**App and web page records:**
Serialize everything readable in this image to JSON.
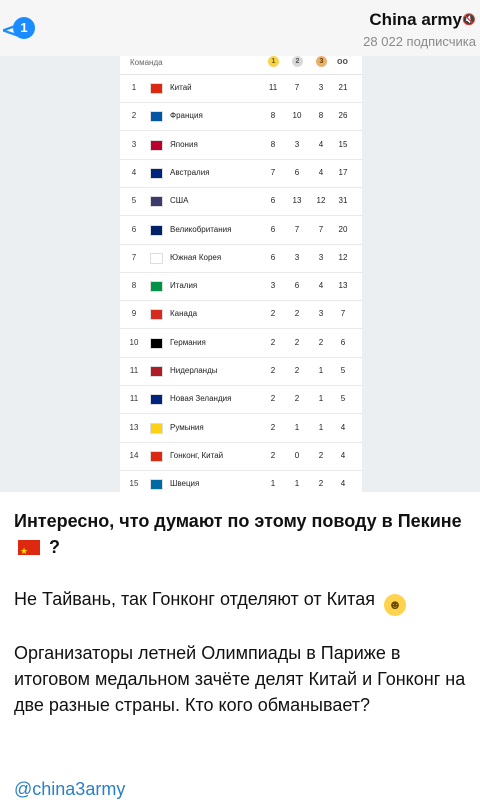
{
  "header": {
    "back_glyph": "<",
    "unread_count": "1",
    "channel_title": "China army",
    "subscribers": "28 022 подписчика"
  },
  "table": {
    "header_team": "Команда",
    "medal_labels": [
      "1",
      "2",
      "3",
      "oo"
    ],
    "rows": [
      {
        "rank": "1",
        "country": "Китай",
        "gold": "11",
        "silver": "7",
        "bronze": "3",
        "total": "21",
        "flag_color": "#de2910"
      },
      {
        "rank": "2",
        "country": "Франция",
        "gold": "8",
        "silver": "10",
        "bronze": "8",
        "total": "26",
        "flag_color": "#0055a4"
      },
      {
        "rank": "3",
        "country": "Япония",
        "gold": "8",
        "silver": "3",
        "bronze": "4",
        "total": "15",
        "flag_color": "#bc002d"
      },
      {
        "rank": "4",
        "country": "Австралия",
        "gold": "7",
        "silver": "6",
        "bronze": "4",
        "total": "17",
        "flag_color": "#00247d"
      },
      {
        "rank": "5",
        "country": "США",
        "gold": "6",
        "silver": "13",
        "bronze": "12",
        "total": "31",
        "flag_color": "#3c3b6e"
      },
      {
        "rank": "6",
        "country": "Великобритания",
        "gold": "6",
        "silver": "7",
        "bronze": "7",
        "total": "20",
        "flag_color": "#012169"
      },
      {
        "rank": "7",
        "country": "Южная Корея",
        "gold": "6",
        "silver": "3",
        "bronze": "3",
        "total": "12",
        "flag_color": "#ffffff"
      },
      {
        "rank": "8",
        "country": "Италия",
        "gold": "3",
        "silver": "6",
        "bronze": "4",
        "total": "13",
        "flag_color": "#009246"
      },
      {
        "rank": "9",
        "country": "Канада",
        "gold": "2",
        "silver": "2",
        "bronze": "3",
        "total": "7",
        "flag_color": "#d52b1e"
      },
      {
        "rank": "10",
        "country": "Германия",
        "gold": "2",
        "silver": "2",
        "bronze": "2",
        "total": "6",
        "flag_color": "#000000"
      },
      {
        "rank": "11",
        "country": "Нидерланды",
        "gold": "2",
        "silver": "2",
        "bronze": "1",
        "total": "5",
        "flag_color": "#ae1c28"
      },
      {
        "rank": "11",
        "country": "Новая Зеландия",
        "gold": "2",
        "silver": "2",
        "bronze": "1",
        "total": "5",
        "flag_color": "#00247d"
      },
      {
        "rank": "13",
        "country": "Румыния",
        "gold": "2",
        "silver": "1",
        "bronze": "1",
        "total": "4",
        "flag_color": "#fcd116"
      },
      {
        "rank": "14",
        "country": "Гонконг, Китай",
        "gold": "2",
        "silver": "0",
        "bronze": "2",
        "total": "4",
        "flag_color": "#de2910"
      },
      {
        "rank": "15",
        "country": "Швеция",
        "gold": "1",
        "silver": "1",
        "bronze": "2",
        "total": "4",
        "flag_color": "#006aa7"
      }
    ]
  },
  "post": {
    "line1": "Интересно, что думают по этому поводу в Пекине",
    "line1_end": "?",
    "line2": "Не Тайвань, так Гонконг отделяют от Китая",
    "line3": "Организаторы летней Олимпиады в Париже в итоговом медальном зачёте делят Китай и Гонконг на две разные страны. Кто кого обманывает?",
    "signature": "@china3army"
  },
  "icons": {
    "mute": "muted-speaker-icon",
    "china_flag": "china-flag-icon",
    "grin": "grinning-face-icon"
  }
}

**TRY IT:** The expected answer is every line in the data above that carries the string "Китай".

**ANSWER SECTION:**
        "country": "Китай",
        "country": "Гонконг, Китай",
    "line3": "Организаторы летней Олимпиады в Париже в итоговом медальном зачёте делят Китай и Гонконг на две разные страны. Кто кого обманывает?",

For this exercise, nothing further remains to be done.